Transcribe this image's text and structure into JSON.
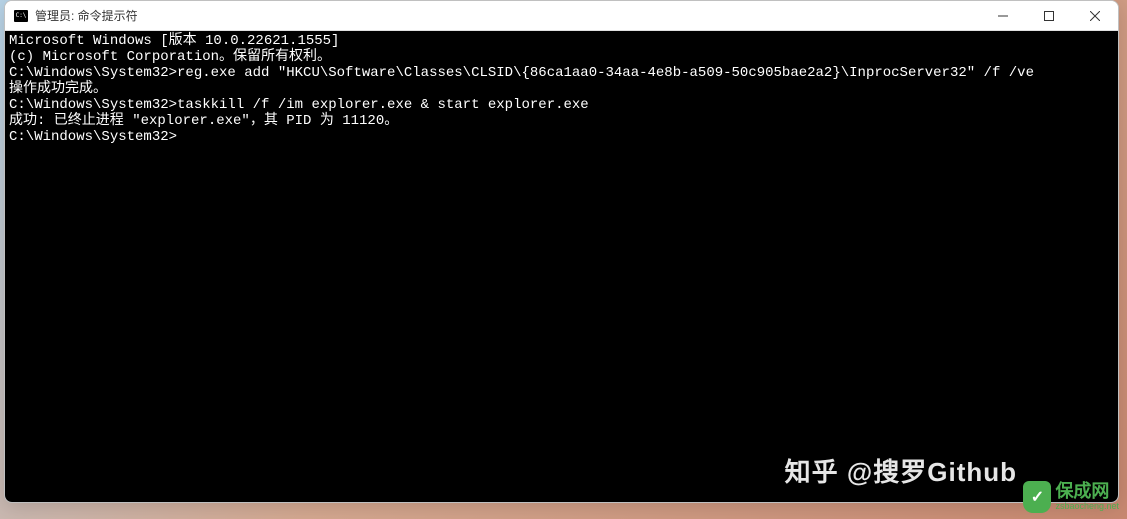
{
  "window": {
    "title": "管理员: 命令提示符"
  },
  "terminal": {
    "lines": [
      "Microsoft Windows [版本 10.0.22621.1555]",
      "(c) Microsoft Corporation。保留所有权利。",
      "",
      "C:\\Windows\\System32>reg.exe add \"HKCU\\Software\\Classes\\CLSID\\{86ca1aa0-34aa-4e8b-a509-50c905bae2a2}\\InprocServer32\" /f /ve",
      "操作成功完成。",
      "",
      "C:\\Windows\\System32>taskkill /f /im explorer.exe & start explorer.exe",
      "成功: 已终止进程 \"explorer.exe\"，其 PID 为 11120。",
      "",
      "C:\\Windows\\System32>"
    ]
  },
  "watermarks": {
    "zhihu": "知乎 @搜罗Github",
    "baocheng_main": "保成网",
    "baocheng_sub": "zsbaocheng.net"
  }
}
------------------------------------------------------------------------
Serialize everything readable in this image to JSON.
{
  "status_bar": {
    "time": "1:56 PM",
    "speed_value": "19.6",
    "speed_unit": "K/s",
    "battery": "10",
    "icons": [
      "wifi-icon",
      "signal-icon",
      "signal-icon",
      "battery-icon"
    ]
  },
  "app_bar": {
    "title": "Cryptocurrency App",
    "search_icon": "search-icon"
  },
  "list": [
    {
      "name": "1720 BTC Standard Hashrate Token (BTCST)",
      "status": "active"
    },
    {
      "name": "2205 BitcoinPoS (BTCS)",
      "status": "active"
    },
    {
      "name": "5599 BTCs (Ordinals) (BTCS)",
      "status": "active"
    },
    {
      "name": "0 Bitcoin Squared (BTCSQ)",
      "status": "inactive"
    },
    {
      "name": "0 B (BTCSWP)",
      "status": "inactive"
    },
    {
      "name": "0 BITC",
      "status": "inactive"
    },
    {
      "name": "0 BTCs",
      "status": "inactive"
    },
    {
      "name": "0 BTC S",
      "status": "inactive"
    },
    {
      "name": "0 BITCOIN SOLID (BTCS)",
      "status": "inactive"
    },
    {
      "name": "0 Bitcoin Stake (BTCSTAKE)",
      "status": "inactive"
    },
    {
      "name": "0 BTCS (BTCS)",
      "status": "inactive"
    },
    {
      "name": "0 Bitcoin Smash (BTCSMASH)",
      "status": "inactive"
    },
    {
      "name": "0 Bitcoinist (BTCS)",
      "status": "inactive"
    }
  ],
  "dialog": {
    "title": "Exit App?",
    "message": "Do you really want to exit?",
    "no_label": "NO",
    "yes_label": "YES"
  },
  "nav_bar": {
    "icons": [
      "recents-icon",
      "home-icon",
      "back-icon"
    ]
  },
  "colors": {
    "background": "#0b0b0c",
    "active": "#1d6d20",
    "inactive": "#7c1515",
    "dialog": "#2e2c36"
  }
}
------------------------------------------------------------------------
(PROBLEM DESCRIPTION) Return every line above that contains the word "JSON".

(REPLY)
Transcribe this image's text and structure into JSON.
Serialize everything readable in this image to JSON.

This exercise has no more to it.